U.S. News & World Report ranked Saint Martin's University 44th among the best Western universities for Master's programs in its "America's Best Colleges 2005." St. Martin's, located in nearby Lacey, is a four-year, co-educational college with a strong liberal arts foundation that also encompasses business, education, and engineering. Known as Saint Martin's College until changing its name in August 2005, the school offers 22 undergraduate programs, six graduate programs, and numerous pre-professional and certification programs. St. Martin's, one of 18 U.S. Benedictine Catholic colleges, has more than 1,700 full- and part-time students enrolled at its main campus in Olympia and its extension campuses at the Fort Lewis Army Post, McChord Air Force Base, and Olympic College at Bremerton.

Libraries and Research Centers
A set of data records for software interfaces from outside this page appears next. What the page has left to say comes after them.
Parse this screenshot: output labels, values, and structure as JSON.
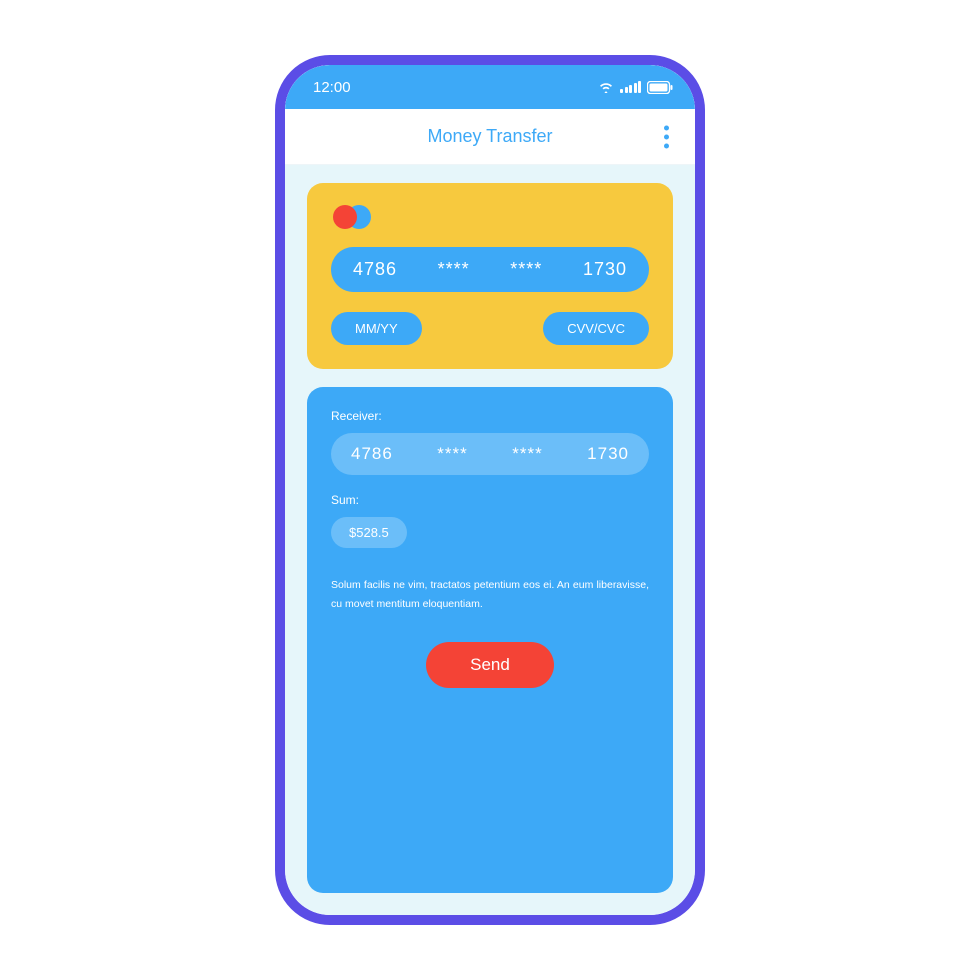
{
  "statusBar": {
    "time": "12:00"
  },
  "header": {
    "title": "Money Transfer"
  },
  "card": {
    "number_p1": "4786",
    "number_p2": "****",
    "number_p3": "****",
    "number_p4": "1730",
    "expiry_placeholder": "MM/YY",
    "cvv_placeholder": "CVV/CVC"
  },
  "receiver": {
    "label": "Receiver:",
    "number_p1": "4786",
    "number_p2": "****",
    "number_p3": "****",
    "number_p4": "1730"
  },
  "sum": {
    "label": "Sum:",
    "value": "$528.5"
  },
  "info": "Solum facilis ne vim, tractatos petentium eos ei. An eum liberavisse, cu movet mentitum eloquentiam.",
  "actions": {
    "send": "Send"
  }
}
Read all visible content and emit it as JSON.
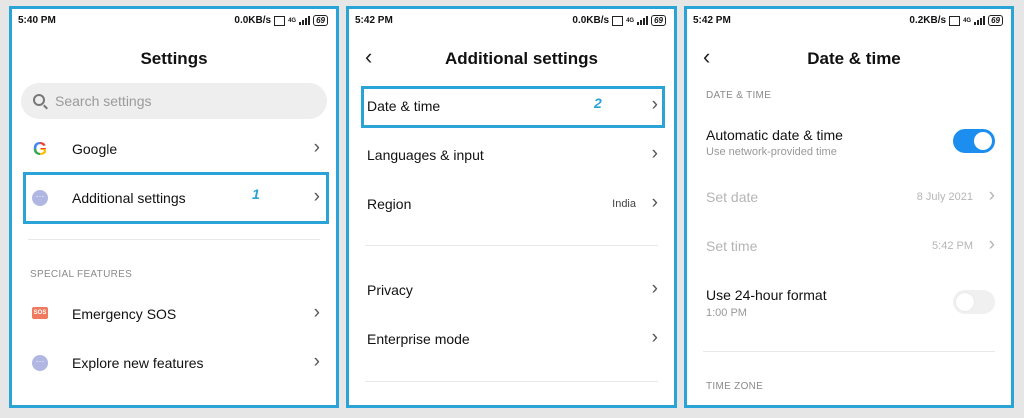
{
  "panel1": {
    "status": {
      "time": "5:40 PM",
      "speed": "0.0KB/s",
      "net": "4G",
      "battery": "69"
    },
    "title": "Settings",
    "search_placeholder": "Search settings",
    "items": [
      {
        "label": "Google"
      },
      {
        "label": "Additional settings"
      }
    ],
    "step": "1",
    "section": "SPECIAL FEATURES",
    "special_items": [
      {
        "label": "Emergency SOS",
        "icon_text": "SOS"
      },
      {
        "label": "Explore new features"
      }
    ]
  },
  "panel2": {
    "status": {
      "time": "5:42 PM",
      "speed": "0.0KB/s",
      "net": "4G",
      "battery": "69"
    },
    "title": "Additional settings",
    "items": [
      {
        "label": "Date & time"
      },
      {
        "label": "Languages & input"
      },
      {
        "label": "Region",
        "value": "India"
      },
      {
        "label": "Privacy"
      },
      {
        "label": "Enterprise mode"
      }
    ],
    "step": "2"
  },
  "panel3": {
    "status": {
      "time": "5:42 PM",
      "speed": "0.2KB/s",
      "net": "4G",
      "battery": "69"
    },
    "title": "Date & time",
    "section1": "DATE & TIME",
    "auto": {
      "label": "Automatic date & time",
      "sub": "Use network-provided time",
      "enabled": true
    },
    "set_date": {
      "label": "Set date",
      "value": "8 July 2021"
    },
    "set_time": {
      "label": "Set time",
      "value": "5:42 PM"
    },
    "format24": {
      "label": "Use 24-hour format",
      "sub": "1:00 PM",
      "enabled": false
    },
    "section2": "TIME ZONE"
  },
  "colors": {
    "highlight": "#2aa3d6",
    "toggle_on": "#1c8ef0"
  }
}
The Timberland Regional Library system has 27 community libraries, including the Olympia branch, and four cooperative library centers across the counties of Grays Harbor, Lewis, Mason, Pacific, and Thurston. The system encompassed 1.49 million items in 2003, including more than one million books, 152 electronic books, more than 220,000 magazines, 36 online reference databases, and numerous videos, CDs/records/cassettes, audio books, pamphlets, CD-ROMs, and DVDs. The Olympia Timberland Library was founded in 1909 with a collection of 900 books. The McCleary Timberland Library, located in Grays Harbor County, opened in June 2003. That same year the Timber-land Regional Library system became the state's first public library system to join with the Library of Congress as a partner in the national Veterans History Project.

Other local libraries include the college libraries at the Evergreen State College, whose special collections include a Rare Books room and the Chicano/Latino Archive, South Puget Sound Community College, Providence St. Peter Hospital, and the Washington State Capital Museum.

The Washington State Library has more than half a million volumes and periodicals, with special collections on Washington newspapers, Washington authors, and Washington state documents. It is a U.S. government and Washington State depository library.

State of Washington governmental libraries include those of the Attorney General's Office, the Department of Information Services, the Department of Natural Resources, the Office of the Secretary of State, the State Superintendent of Public Instruction, and the Washington State Law Library.

Local research institutes include the Cascadia Research Collective, the Evergreen Freedom Foundation, The Evergreen State College Labor Education and Research Center, the Washington State Institute for Public Policy, and the Washington Department of Fish and Wildlife Fish Program.

Public Library Information: Olympia Timberland Library, 313 8th Ave. SE, Olympia, WA 98501; telephone (360)352-0595. Washington State Library, PO Box 42460, Olympia, WA; telephone (360)753-5590